• [What the task asks]:
Reproduce the records that follow exactly; any picture among them stays out.
>>>>>
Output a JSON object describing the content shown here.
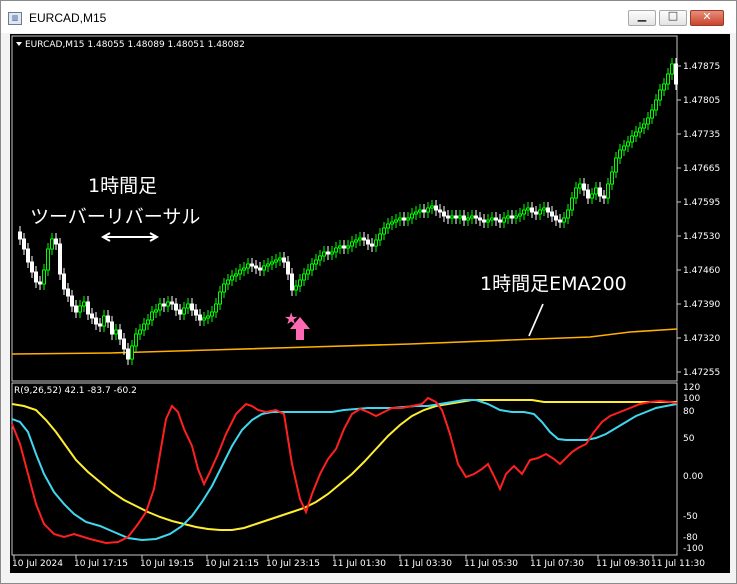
{
  "window": {
    "title": "EURCAD,M15",
    "icon_name": "chart-window-icon",
    "min_icon": "minimize-icon",
    "max_icon": "maximize-icon",
    "close_icon": "close-icon"
  },
  "main_chart": {
    "header": "EURCAD,M15  1.48055 1.48089 1.48051 1.48082",
    "header_arrow_icon": "triangle-down-icon",
    "price_labels": [
      "1.47875",
      "1.47805",
      "1.47735",
      "1.47665",
      "1.47595",
      "1.47530",
      "1.47460",
      "1.47390",
      "1.47320",
      "1.47255"
    ],
    "annotations": {
      "left_line1": "1時間足",
      "left_line2": "ツーバーリバーサル",
      "right": "1時間足EMA200"
    },
    "signal_icons": [
      "star-icon",
      "up-arrow-icon"
    ],
    "colors": {
      "bull": "#00ff00",
      "bear": "#ffffff",
      "ema": "#ffb000",
      "marker": "#ff69b4"
    }
  },
  "indicator": {
    "header": "R(9,26,52) 42.1 -83.7 -60.2",
    "levels": [
      "120",
      "100",
      "80",
      "50",
      "0.00",
      "-50",
      "-80",
      "-100"
    ],
    "colors": {
      "red": "#ff2020",
      "cyan": "#40d8f0",
      "yellow": "#ffee30"
    }
  },
  "time_axis": [
    "10 Jul 2024",
    "10 Jul 17:15",
    "10 Jul 19:15",
    "10 Jul 21:15",
    "10 Jul 23:15",
    "11 Jul 01:30",
    "11 Jul 03:30",
    "11 Jul 05:30",
    "11 Jul 07:30",
    "11 Jul 09:30",
    "11 Jul 11:30"
  ]
}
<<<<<
• [The completed task]:
Output a JSON object describing the content shown here.
{
  "window": {
    "title": "EURCAD,M15",
    "icon_name": "chart-window-icon",
    "min_icon": "minimize-icon",
    "max_icon": "maximize-icon",
    "close_icon": "close-icon"
  },
  "main_chart": {
    "header": "EURCAD,M15  1.48055 1.48089 1.48051 1.48082",
    "header_arrow_icon": "triangle-down-icon",
    "price_labels": [
      "1.47875",
      "1.47805",
      "1.47735",
      "1.47665",
      "1.47595",
      "1.47530",
      "1.47460",
      "1.47390",
      "1.47320",
      "1.47255"
    ],
    "annotations": {
      "left_line1": "1時間足",
      "left_line2": "ツーバーリバーサル",
      "right": "1時間足EMA200"
    },
    "signal_icons": [
      "star-icon",
      "up-arrow-icon"
    ],
    "colors": {
      "bull": "#00ff00",
      "bear": "#ffffff",
      "ema": "#ffb000",
      "marker": "#ff69b4"
    }
  },
  "indicator": {
    "header": "R(9,26,52) 42.1 -83.7 -60.2",
    "levels": [
      "120",
      "100",
      "80",
      "50",
      "0.00",
      "-50",
      "-80",
      "-100"
    ],
    "colors": {
      "red": "#ff2020",
      "cyan": "#40d8f0",
      "yellow": "#ffee30"
    }
  },
  "time_axis": [
    "10 Jul 2024",
    "10 Jul 17:15",
    "10 Jul 19:15",
    "10 Jul 21:15",
    "10 Jul 23:15",
    "11 Jul 01:30",
    "11 Jul 03:30",
    "11 Jul 05:30",
    "11 Jul 07:30",
    "11 Jul 09:30",
    "11 Jul 11:30"
  ]
}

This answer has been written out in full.